“The fact that we had people from different areas of advertising, and different positions within an agency, helped create some really innovative ideas,” says Matthew Payne, head of creative technology at We Are Social and part of the winning team for the IBM challenge. “Because we’re not from the same teams we’re not looking at it in one way.”
One of the most amazing things about the day was how cool everyone stayed under intense pressure. Despite a daunting pitch looming large, not once did we see tensions rise or creative differences emerge. That doesn’t mean it wasn’t challenging, however.
“We have some intense days in the agency, but never as intense as that,” says Kitcatt Nohr’s Alex Allen. “I think it’s quite important to have strong creative discipline. It’s very easy to get carried away or get stressed as time’s ticking on. I think we just sort of stuck to our guns and were always testing it against the brief, and the list of points that were raised earlier. We pressure tested it against those.”

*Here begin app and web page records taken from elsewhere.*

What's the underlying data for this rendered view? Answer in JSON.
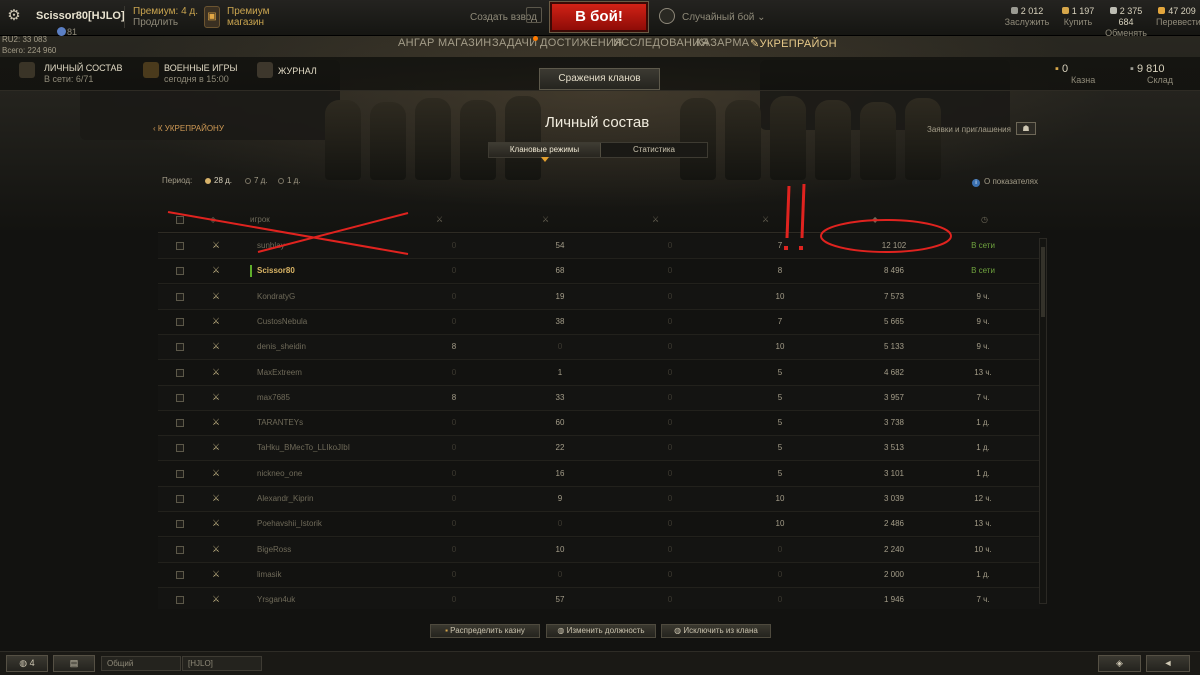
{
  "topbar": {
    "player_name": "Scissor80[HJLO]",
    "level": "81",
    "ratings": [
      "RU2: 33 083",
      "Всего: 224 960"
    ],
    "premium_label": "Премиум: 4 д.",
    "premium_extend": "Продлить",
    "shop_line1": "Премиум",
    "shop_line2": "магазин",
    "create_platoon": "Создать взвод",
    "battle_button": "В бой!",
    "battle_mode": "Случайный бой",
    "resources": [
      {
        "value": "2 012",
        "label": "Заслужить",
        "color": "#9a9a92"
      },
      {
        "value": "1 197",
        "label": "Купить",
        "color": "#d6a64a"
      },
      {
        "value": "2 375 684",
        "label": "Обменять",
        "color": "#bdbdb3"
      },
      {
        "value": "47 209",
        "label": "Перевести",
        "color": "#e3a63c"
      }
    ]
  },
  "nav": {
    "items": [
      "АНГАР",
      "МАГАЗИН",
      "ЗАДАЧИ",
      "ДОСТИЖЕНИЯ",
      "ИССЛЕДОВАНИЯ",
      "КАЗАРМА",
      "УКРЕПРАЙОН"
    ],
    "active": "УКРЕПРАЙОН"
  },
  "subnav": {
    "personnel_title": "ЛИЧНЫЙ СОСТАВ",
    "personnel_sub": "В сети: 6/71",
    "wargames_title": "ВОЕННЫЕ ИГРЫ",
    "wargames_sub": "сегодня в 15:00",
    "journal_title": "ЖУРНАЛ",
    "clan_battles": "Сражения кланов",
    "treasury_value": "0",
    "treasury_label": "Казна",
    "warehouse_value": "9 810",
    "warehouse_label": "Склад"
  },
  "page": {
    "back_link": "К УКРЕПРАЙОНУ",
    "title": "Личный состав",
    "tabs": [
      "Клановые режимы",
      "Статистика"
    ],
    "applications": "Заявки и приглашения",
    "period_label": "Период:",
    "periods": [
      "28 д.",
      "7 д.",
      "1 д."
    ],
    "period_selected": "28 д.",
    "info_link": "О показателях"
  },
  "table": {
    "header_player": "игрок",
    "rows": [
      {
        "name": "sunblay",
        "c1": "0",
        "c2": "54",
        "c3": "0",
        "c4": "7",
        "c5": "12 102",
        "status": "В сети",
        "online": true,
        "rank": "⚔",
        "me": false
      },
      {
        "name": "Scissor80",
        "c1": "0",
        "c2": "68",
        "c3": "0",
        "c4": "8",
        "c5": "8 496",
        "status": "В сети",
        "online": true,
        "rank": "⚔",
        "me": true
      },
      {
        "name": "KondratyG",
        "c1": "0",
        "c2": "19",
        "c3": "0",
        "c4": "10",
        "c5": "7 573",
        "status": "9 ч.",
        "online": false,
        "rank": "⚔",
        "me": false
      },
      {
        "name": "CustosNebula",
        "c1": "0",
        "c2": "38",
        "c3": "0",
        "c4": "7",
        "c5": "5 665",
        "status": "9 ч.",
        "online": false,
        "rank": "⚔",
        "me": false
      },
      {
        "name": "denis_sheidin",
        "c1": "8",
        "c2": "0",
        "c3": "0",
        "c4": "10",
        "c5": "5 133",
        "status": "9 ч.",
        "online": false,
        "rank": "⚔",
        "me": false
      },
      {
        "name": "MaxExtreem",
        "c1": "0",
        "c2": "1",
        "c3": "0",
        "c4": "5",
        "c5": "4 682",
        "status": "13 ч.",
        "online": false,
        "rank": "⚔",
        "me": false
      },
      {
        "name": "max7685",
        "c1": "8",
        "c2": "33",
        "c3": "0",
        "c4": "5",
        "c5": "3 957",
        "status": "7 ч.",
        "online": false,
        "rank": "⚔",
        "me": false
      },
      {
        "name": "TARANTEYs",
        "c1": "0",
        "c2": "60",
        "c3": "0",
        "c4": "5",
        "c5": "3 738",
        "status": "1 д.",
        "online": false,
        "rank": "⚔",
        "me": false
      },
      {
        "name": "TaHku_BMecTo_LLIkoJIbI",
        "c1": "0",
        "c2": "22",
        "c3": "0",
        "c4": "5",
        "c5": "3 513",
        "status": "1 д.",
        "online": false,
        "rank": "⚔",
        "me": false
      },
      {
        "name": "nickneo_one",
        "c1": "0",
        "c2": "16",
        "c3": "0",
        "c4": "5",
        "c5": "3 101",
        "status": "1 д.",
        "online": false,
        "rank": "⚔",
        "me": false
      },
      {
        "name": "Alexandr_Kiprin",
        "c1": "0",
        "c2": "9",
        "c3": "0",
        "c4": "10",
        "c5": "3 039",
        "status": "12 ч.",
        "online": false,
        "rank": "⚔",
        "me": false
      },
      {
        "name": "Poehavshii_Istorik",
        "c1": "0",
        "c2": "0",
        "c3": "0",
        "c4": "10",
        "c5": "2 486",
        "status": "13 ч.",
        "online": false,
        "rank": "⚔",
        "me": false
      },
      {
        "name": "BigeRoss",
        "c1": "0",
        "c2": "10",
        "c3": "0",
        "c4": "0",
        "c5": "2 240",
        "status": "10 ч.",
        "online": false,
        "rank": "⚔",
        "me": false
      },
      {
        "name": "limasik",
        "c1": "0",
        "c2": "0",
        "c3": "0",
        "c4": "0",
        "c5": "2 000",
        "status": "1 д.",
        "online": false,
        "rank": "⚔",
        "me": false
      },
      {
        "name": "Yrsgan4uk",
        "c1": "0",
        "c2": "57",
        "c3": "0",
        "c4": "0",
        "c5": "1 946",
        "status": "7 ч.",
        "online": false,
        "rank": "⚔",
        "me": false
      }
    ]
  },
  "actions": {
    "distribute": "Распределить казну",
    "change_position": "Изменить должность",
    "exclude": "Исключить из клана"
  },
  "footer": {
    "online_count": "4",
    "channel_general": "Общий",
    "channel_clan": "[HJLO]"
  },
  "annotation_color": "#e0231f"
}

Another striking aspect was how many ideas were generated in such a short space of time – around five hours from brief to pitch, including a quick pit stop for a working lunch. “What worked well for us was a general discussion around the subject matter and the motivations around the brief,” says 4c Design’s design director William Mitchell, who worked on the winning Dixons Carphone challenge response.
“What we did after that was move round the table and each present an idea we’d thought of during our initial discussions, quickly realising that they were very complementary and could be used together. Quite an exciting output for such a short space of time.”
But as Mitchell admits, quick-fire ideas need room for refinement. “Speaking to the client, we realised we would be unable to achieve the ideas we had dreamed up during the morning session over the course of Do it Day. So we needed to think of a very quick tool that could be created over the course of a day and still be useful and make a difference.
“With the client at the table, we were able to bounce a couple of ideas off her, while gauging her response. This worked well and we were able to zone in on a neat ‘Pinterest for Teachers’ concept.”
If anything was clear from the day, it was the insight clients can offer agencies when they truly keep the lines of communication open – the determination to make sure his brief was understood clearly was what prompted Jones to go al fresco – and the value of bringing people with complementary skills together for a discussion about solutions rather than channels.
For a planner like Good Agency’s Victoria Wainwright, the day represented a huge break from the norm – “I’m used to doing things quite vigorously… I do research!” she laughs – but she did feel like the Plan It Day approach could be adopted, in part, in agency life. “It would be really valuable when you get a brief if you could get 10 people in the room for two hours so you can push out ideas first and foremost, and then go and do the due diligence.”
The next challenge is to attempt the winning creative responses for real at Do It Day on 2 November. There, we’ll see even less talking and even more action. As legendary lateral thinker Edward de Bono said: “Creativity involves breaking out of existing patterns in order to look at things in a different way.”
At Plan It Day we saw what this industry is capable of when it approaches apparently insurmountable problems in a different way. At Do It Day, who knows what we’ll achieve.
Do It Day takes place on 2 November and will see us attempt to bring our Plan It Day ideas to life, for real, in just one day. To be a part of it, visit the Do It Day website.
Plan It Day was sponsored by Clear Channel, Bima, Digilant, Millennial Media, Undercurrent, Wunderman and Yoyo. Photography by Bronac McNeill